South African Sydney Brenner (1927-2019) was awarded the Nobel Prize in Physiology or Medicine in 2002. His joint discovery of messenger RNA, and, in more recent years, his development of gene cloning, sequencing and manipulation techniques along with his work for the Human Genome Project have led to his standing as a pioneer in the field of genetics and molecular biology.

Listeners: Lewis Wolpert

Lewis Wolpert is Professor of Biology as Applied to Medicine in the Department of Anatomy and Developmental Biology of University College, London. His research interests are in the mechanisms involved in the development of the embryo. He was originally trained as a civil engineer in South Africa but changed to research in cell biology at King's College, London in 1955. He was made a Fellow of the Royal Society in 1980 and awarded the CBE in 1990. He was made a Fellow of the Royal Society of Literature in 1999. He has presented science on both radio and TV and for five years was Chairman of the Committee for the Public Understanding of Science.



Listen to Lewis Wolpert at Web of Stories



Duration: 4 minutes, 9 seconds

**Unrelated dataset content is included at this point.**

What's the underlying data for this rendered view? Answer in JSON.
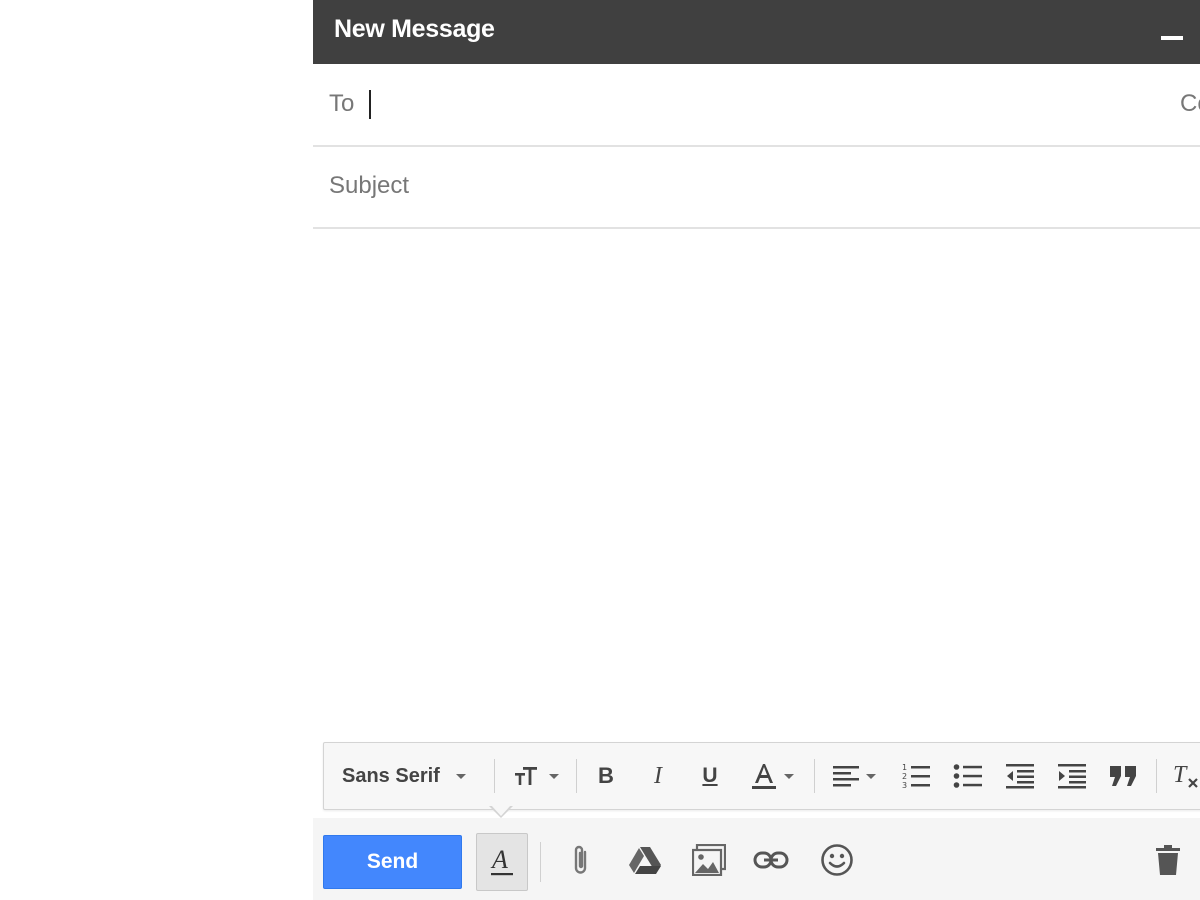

Date story recorded: April-May 1994

Date story went live: 29 September 2010